Another friend was told she was 'abhorrent' for wanting a child with her wife. Yet another close friend was greeted with shock when she asked to be referred for fertility treatment. Her GP had never considered the idea that she, as a physically disabled woman might want children or was even able to have them. If that's the attitude from a medical professional then I dread to think what attitudes she's met elsewhere.

Friends of mine who have children have also been told they did so too young/too old. One of my friends let her ex husband take custody of the children when they split up as his life was far more stable and settled than hers at that time. She has been called a bad mother and 'unnatural' for making the choice that was best for her children.

I don't think I've ever come across a man being told he should or shouldn't want children though, whatever his age or circumstances. I'm not saying it doesn't happen, just that I've never come across it when most of the women I know have experienced this at some point.

The Goldfish said...

Thanks Millitoria,

I've heard others with chronic illnesses, physical and mental, being told they shouldn't reproduce, which must be terrifically hurtful.

I think the prize for the silliest reason to reproduce goes to a commenter on the Mariella Frostrup piece who actually demanded to know "But if you don't have children, what are you going to talk about for the next fifteen years?"

And it is true that men are seen as completely removed from all this. People never seem to even ask young men if they intend to have children, or expect them to have strong feelings either way.

Which is bad for men too; I've known men who really don't want children, whose female partners can't be convinced that this won't change once a baby arrives. I've also known men who really desperately want to be fathers, and this desire is ignored by our culture - such as this chap here discovered.

Millitoria said...

I've come across that whole 'they'll come round to the idea of children when I give them a child' idea too, many times. I even knew one woman who tried to get pregnant without her partner's knowledge by coming off the pill without telling him. Thankfully she wasn't successful.

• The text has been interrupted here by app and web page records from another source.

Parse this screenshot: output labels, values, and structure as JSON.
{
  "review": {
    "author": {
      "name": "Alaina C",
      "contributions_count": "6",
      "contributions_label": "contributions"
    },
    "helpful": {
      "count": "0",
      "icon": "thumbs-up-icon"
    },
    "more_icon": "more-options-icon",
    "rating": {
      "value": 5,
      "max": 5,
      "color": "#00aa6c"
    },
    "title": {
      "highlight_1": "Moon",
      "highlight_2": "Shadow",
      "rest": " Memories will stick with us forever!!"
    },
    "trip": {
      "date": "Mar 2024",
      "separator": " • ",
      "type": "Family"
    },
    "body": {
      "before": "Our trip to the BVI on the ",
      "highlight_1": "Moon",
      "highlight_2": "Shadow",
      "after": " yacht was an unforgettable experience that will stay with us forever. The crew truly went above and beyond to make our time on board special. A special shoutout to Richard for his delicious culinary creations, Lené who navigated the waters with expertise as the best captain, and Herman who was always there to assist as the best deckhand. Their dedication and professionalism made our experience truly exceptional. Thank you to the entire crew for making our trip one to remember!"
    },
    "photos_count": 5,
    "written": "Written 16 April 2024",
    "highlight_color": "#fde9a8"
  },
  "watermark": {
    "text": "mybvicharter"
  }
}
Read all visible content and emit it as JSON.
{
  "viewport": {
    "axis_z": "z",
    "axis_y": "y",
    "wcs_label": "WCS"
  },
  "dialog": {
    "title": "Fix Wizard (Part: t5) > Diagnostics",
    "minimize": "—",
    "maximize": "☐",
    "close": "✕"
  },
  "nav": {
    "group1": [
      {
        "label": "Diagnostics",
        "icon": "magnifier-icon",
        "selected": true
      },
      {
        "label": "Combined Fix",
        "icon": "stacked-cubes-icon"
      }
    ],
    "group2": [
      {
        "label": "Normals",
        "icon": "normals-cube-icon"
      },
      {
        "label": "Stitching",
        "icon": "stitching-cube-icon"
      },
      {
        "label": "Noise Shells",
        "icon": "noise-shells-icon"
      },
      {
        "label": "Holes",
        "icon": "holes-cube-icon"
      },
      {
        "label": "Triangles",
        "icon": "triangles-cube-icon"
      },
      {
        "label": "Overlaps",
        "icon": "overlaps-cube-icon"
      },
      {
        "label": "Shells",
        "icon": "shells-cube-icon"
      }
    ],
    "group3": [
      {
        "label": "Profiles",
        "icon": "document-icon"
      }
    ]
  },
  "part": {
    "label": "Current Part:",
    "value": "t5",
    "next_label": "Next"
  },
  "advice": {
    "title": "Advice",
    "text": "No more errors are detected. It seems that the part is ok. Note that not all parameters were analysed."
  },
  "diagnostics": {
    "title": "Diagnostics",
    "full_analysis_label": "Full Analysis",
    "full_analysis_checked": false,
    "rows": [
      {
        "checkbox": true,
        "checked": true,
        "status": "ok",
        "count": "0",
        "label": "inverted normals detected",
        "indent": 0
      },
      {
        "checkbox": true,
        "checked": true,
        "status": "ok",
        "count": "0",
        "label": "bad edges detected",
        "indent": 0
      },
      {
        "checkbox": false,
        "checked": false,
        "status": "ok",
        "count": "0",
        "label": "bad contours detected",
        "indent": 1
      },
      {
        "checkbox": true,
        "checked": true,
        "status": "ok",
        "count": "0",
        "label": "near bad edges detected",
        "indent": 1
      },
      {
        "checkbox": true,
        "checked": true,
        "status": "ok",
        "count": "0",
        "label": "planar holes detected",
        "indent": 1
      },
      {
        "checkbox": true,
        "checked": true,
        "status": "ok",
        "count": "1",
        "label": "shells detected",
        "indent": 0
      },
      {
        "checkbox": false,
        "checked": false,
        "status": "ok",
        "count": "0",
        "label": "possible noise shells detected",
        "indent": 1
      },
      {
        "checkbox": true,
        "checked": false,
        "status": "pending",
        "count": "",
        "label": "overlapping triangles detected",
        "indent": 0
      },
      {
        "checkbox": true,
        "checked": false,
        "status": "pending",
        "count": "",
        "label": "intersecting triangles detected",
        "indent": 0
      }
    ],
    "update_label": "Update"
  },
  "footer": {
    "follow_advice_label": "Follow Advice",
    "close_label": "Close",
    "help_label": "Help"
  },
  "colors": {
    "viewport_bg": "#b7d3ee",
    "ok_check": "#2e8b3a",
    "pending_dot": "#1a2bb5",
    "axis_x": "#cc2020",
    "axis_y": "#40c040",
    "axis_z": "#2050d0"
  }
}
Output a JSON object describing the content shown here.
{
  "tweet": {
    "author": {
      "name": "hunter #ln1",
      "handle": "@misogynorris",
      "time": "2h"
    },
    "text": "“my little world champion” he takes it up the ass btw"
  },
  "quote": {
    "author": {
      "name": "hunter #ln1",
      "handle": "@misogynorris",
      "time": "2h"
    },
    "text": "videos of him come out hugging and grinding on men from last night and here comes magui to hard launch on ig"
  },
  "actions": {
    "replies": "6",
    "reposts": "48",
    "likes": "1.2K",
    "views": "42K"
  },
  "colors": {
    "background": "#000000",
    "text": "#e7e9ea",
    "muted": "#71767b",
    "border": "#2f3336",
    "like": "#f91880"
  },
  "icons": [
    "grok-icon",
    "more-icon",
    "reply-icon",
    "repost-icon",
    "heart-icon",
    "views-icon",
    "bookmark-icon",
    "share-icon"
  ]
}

It is ridiculous that men aren't considered part and parcel of the decision to have a child in the same way that women are. It's not good for anybody. If you are intending to have a child with someone, that someone needs to be part of the decision making process.

I do think it's actively unhelpful the way the focus is entirely on women. I wonder about the effect it has on men who want children but don't or can't have them. I've known men who really want kids and had similar experiences to the post you linked to. I also know a man who is sterile as a result of cancer treatment. Nobody seems to think this is as a big a deal as my friend who was born without reproductive organs. I imagine it is a huge deal to him though, seeing as he wants to be a father.

In my initial comment, I hadn't really thought about the issue from a male perspective, so thanks for your comment. It's given me a lot to think about.

Diane said...

Thank you for the link! NOT a much better post than yours, though — as I was reading this, I was thinking how you've expanded on some really important points about prejudice and social and media pressure and the impact that has, whereas mine was just a silly list. But WOW, Mariella is a terrible advice-giver, isn't she?!

Anonymous said...

Oh, yes, old people could become disabled, so they shouldn't have kids...

You know, since twentysomethings are immune to car accidents and all.

And illnesses.

And traumatic events.

And since all children are best served by CND parents, including disabled children who might otherwise be deprived of disabled role models in real life and the wealth of information and understanding a PWD parent might offer. (That's not to say all PWDs should reproduce. It's just to say it's not necessarily wrong in all cases.)